- [Page and application data records]:
----------

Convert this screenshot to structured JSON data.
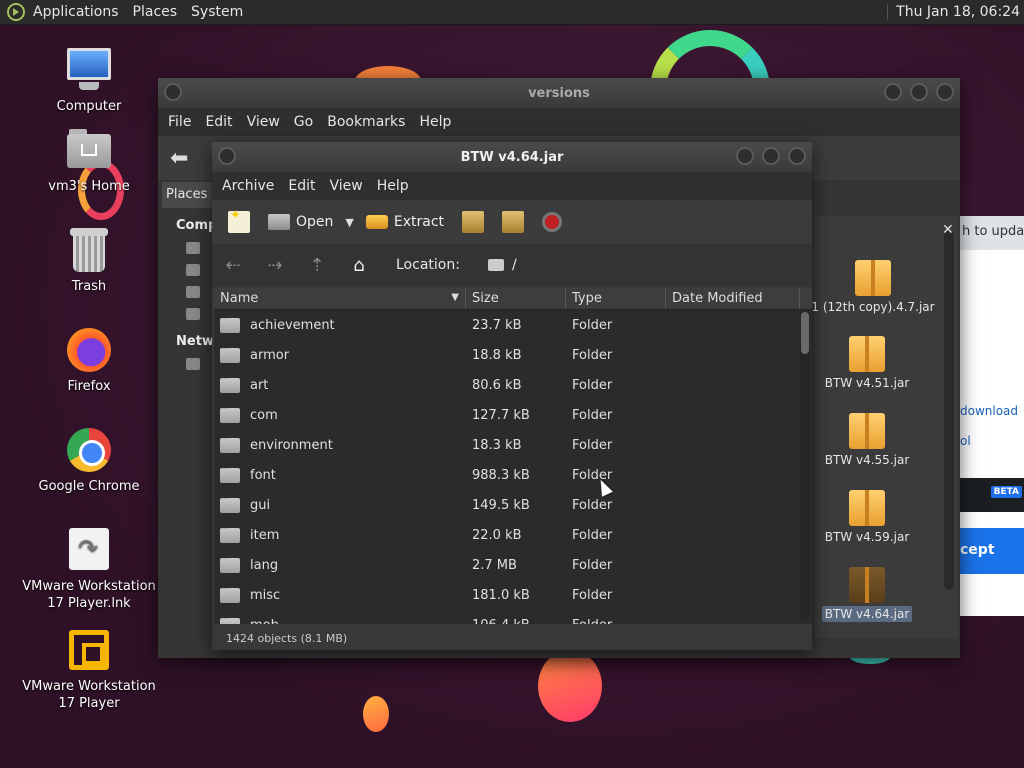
{
  "top_panel": {
    "menus": [
      "Applications",
      "Places",
      "System"
    ],
    "clock": "Thu Jan 18, 06:24"
  },
  "desktop_icons": [
    {
      "label": "Computer",
      "icon": "computer-icon"
    },
    {
      "label": "vm3's Home",
      "icon": "home-folder-icon"
    },
    {
      "label": "Trash",
      "icon": "trash-icon"
    },
    {
      "label": "Firefox",
      "icon": "firefox-icon"
    },
    {
      "label": "Google Chrome",
      "icon": "chrome-icon"
    },
    {
      "label": "VMware Workstation 17 Player.lnk",
      "icon": "shortcut-file-icon"
    },
    {
      "label": "VMware Workstation 17 Player",
      "icon": "vmware-icon"
    }
  ],
  "versions_window": {
    "title": "versions",
    "menus": [
      "File",
      "Edit",
      "View",
      "Go",
      "Bookmarks",
      "Help"
    ],
    "places_label": "Places",
    "sidebar_sections": [
      "Comp",
      "Netw"
    ],
    "files": [
      {
        "name": "1 (12th copy).4.7.jar",
        "selected": false
      },
      {
        "name": "BTW v4.51.jar",
        "selected": false
      },
      {
        "name": "BTW v4.55.jar",
        "selected": false
      },
      {
        "name": "BTW v4.59.jar",
        "selected": false
      },
      {
        "name": "BTW v4.64.jar",
        "selected": true
      }
    ]
  },
  "browser_peek": {
    "tab_text": "h to update",
    "link1": "download",
    "link2": "ol",
    "beta": "BETA",
    "accept": "cept"
  },
  "archive_window": {
    "title": "BTW v4.64.jar",
    "menus": [
      "Archive",
      "Edit",
      "View",
      "Help"
    ],
    "toolbar": {
      "open_label": "Open",
      "extract_label": "Extract"
    },
    "location_label": "Location:",
    "location_path": "/",
    "columns": [
      "Name",
      "Size",
      "Type",
      "Date Modified"
    ],
    "rows": [
      {
        "name": "achievement",
        "size": "23.7 kB",
        "type": "Folder",
        "date": ""
      },
      {
        "name": "armor",
        "size": "18.8 kB",
        "type": "Folder",
        "date": ""
      },
      {
        "name": "art",
        "size": "80.6 kB",
        "type": "Folder",
        "date": ""
      },
      {
        "name": "com",
        "size": "127.7 kB",
        "type": "Folder",
        "date": ""
      },
      {
        "name": "environment",
        "size": "18.3 kB",
        "type": "Folder",
        "date": ""
      },
      {
        "name": "font",
        "size": "988.3 kB",
        "type": "Folder",
        "date": ""
      },
      {
        "name": "gui",
        "size": "149.5 kB",
        "type": "Folder",
        "date": ""
      },
      {
        "name": "item",
        "size": "22.0 kB",
        "type": "Folder",
        "date": ""
      },
      {
        "name": "lang",
        "size": "2.7 MB",
        "type": "Folder",
        "date": ""
      },
      {
        "name": "misc",
        "size": "181.0 kB",
        "type": "Folder",
        "date": ""
      },
      {
        "name": "mob",
        "size": "106.4 kB",
        "type": "Folder",
        "date": ""
      }
    ],
    "status": "1424 objects (8.1 MB)"
  }
}
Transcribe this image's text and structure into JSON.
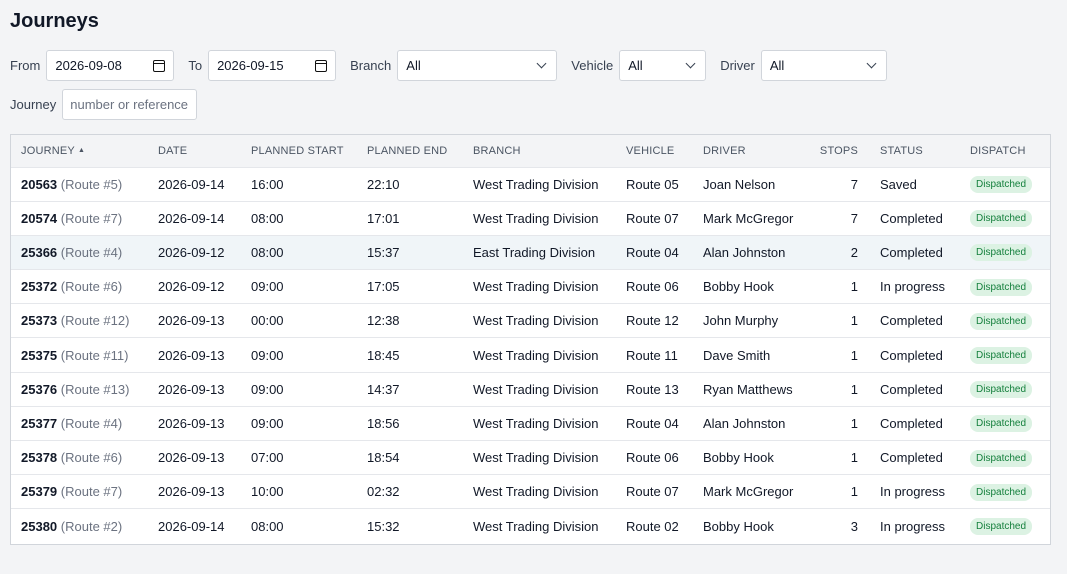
{
  "page": {
    "title": "Journeys"
  },
  "filters": {
    "from_label": "From",
    "from_value": "2026-09-08",
    "to_label": "To",
    "to_value": "2026-09-15",
    "branch_label": "Branch",
    "branch_value": "All",
    "vehicle_label": "Vehicle",
    "vehicle_value": "All",
    "driver_label": "Driver",
    "driver_value": "All",
    "journey_label": "Journey",
    "journey_placeholder": "number or reference"
  },
  "table": {
    "columns": [
      "Journey",
      "Date",
      "Planned start",
      "Planned end",
      "Branch",
      "Vehicle",
      "Driver",
      "Stops",
      "Status",
      "Dispatch"
    ],
    "sort_indicator": "▲",
    "rows": [
      {
        "id": "20563",
        "route": "(Route #5)",
        "date": "2026-09-14",
        "start": "16:00",
        "end": "22:10",
        "branch": "West Trading Division",
        "vehicle": "Route 05",
        "driver": "Joan Nelson",
        "stops": "7",
        "status": "Saved",
        "dispatch": "Dispatched"
      },
      {
        "id": "20574",
        "route": "(Route #7)",
        "date": "2026-09-14",
        "start": "08:00",
        "end": "17:01",
        "branch": "West Trading Division",
        "vehicle": "Route 07",
        "driver": "Mark McGregor",
        "stops": "7",
        "status": "Completed",
        "dispatch": "Dispatched"
      },
      {
        "id": "25366",
        "route": "(Route #4)",
        "date": "2026-09-12",
        "start": "08:00",
        "end": "15:37",
        "branch": "East Trading Division",
        "vehicle": "Route 04",
        "driver": "Alan Johnston",
        "stops": "2",
        "status": "Completed",
        "dispatch": "Dispatched"
      },
      {
        "id": "25372",
        "route": "(Route #6)",
        "date": "2026-09-12",
        "start": "09:00",
        "end": "17:05",
        "branch": "West Trading Division",
        "vehicle": "Route 06",
        "driver": "Bobby Hook",
        "stops": "1",
        "status": "In progress",
        "dispatch": "Dispatched"
      },
      {
        "id": "25373",
        "route": "(Route #12)",
        "date": "2026-09-13",
        "start": "00:00",
        "end": "12:38",
        "branch": "West Trading Division",
        "vehicle": "Route 12",
        "driver": "John Murphy",
        "stops": "1",
        "status": "Completed",
        "dispatch": "Dispatched"
      },
      {
        "id": "25375",
        "route": "(Route #11)",
        "date": "2026-09-13",
        "start": "09:00",
        "end": "18:45",
        "branch": "West Trading Division",
        "vehicle": "Route 11",
        "driver": "Dave Smith",
        "stops": "1",
        "status": "Completed",
        "dispatch": "Dispatched"
      },
      {
        "id": "25376",
        "route": "(Route #13)",
        "date": "2026-09-13",
        "start": "09:00",
        "end": "14:37",
        "branch": "West Trading Division",
        "vehicle": "Route 13",
        "driver": "Ryan Matthews",
        "stops": "1",
        "status": "Completed",
        "dispatch": "Dispatched"
      },
      {
        "id": "25377",
        "route": "(Route #4)",
        "date": "2026-09-13",
        "start": "09:00",
        "end": "18:56",
        "branch": "West Trading Division",
        "vehicle": "Route 04",
        "driver": "Alan Johnston",
        "stops": "1",
        "status": "Completed",
        "dispatch": "Dispatched"
      },
      {
        "id": "25378",
        "route": "(Route #6)",
        "date": "2026-09-13",
        "start": "07:00",
        "end": "18:54",
        "branch": "West Trading Division",
        "vehicle": "Route 06",
        "driver": "Bobby Hook",
        "stops": "1",
        "status": "Completed",
        "dispatch": "Dispatched"
      },
      {
        "id": "25379",
        "route": "(Route #7)",
        "date": "2026-09-13",
        "start": "10:00",
        "end": "02:32",
        "branch": "West Trading Division",
        "vehicle": "Route 07",
        "driver": "Mark McGregor",
        "stops": "1",
        "status": "In progress",
        "dispatch": "Dispatched"
      },
      {
        "id": "25380",
        "route": "(Route #2)",
        "date": "2026-09-14",
        "start": "08:00",
        "end": "15:32",
        "branch": "West Trading Division",
        "vehicle": "Route 02",
        "driver": "Bobby Hook",
        "stops": "3",
        "status": "In progress",
        "dispatch": "Dispatched"
      }
    ],
    "highlighted_row": 2
  },
  "colors": {
    "badge_bg": "#dcf2e3",
    "badge_text": "#15803d",
    "row_highlight": "#f0f5f8"
  }
}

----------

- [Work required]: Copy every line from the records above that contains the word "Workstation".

- [Solution below]:
      "label": "VMware Workstation 17 Player.lnk",
      "label": "VMware Workstation 17 Player",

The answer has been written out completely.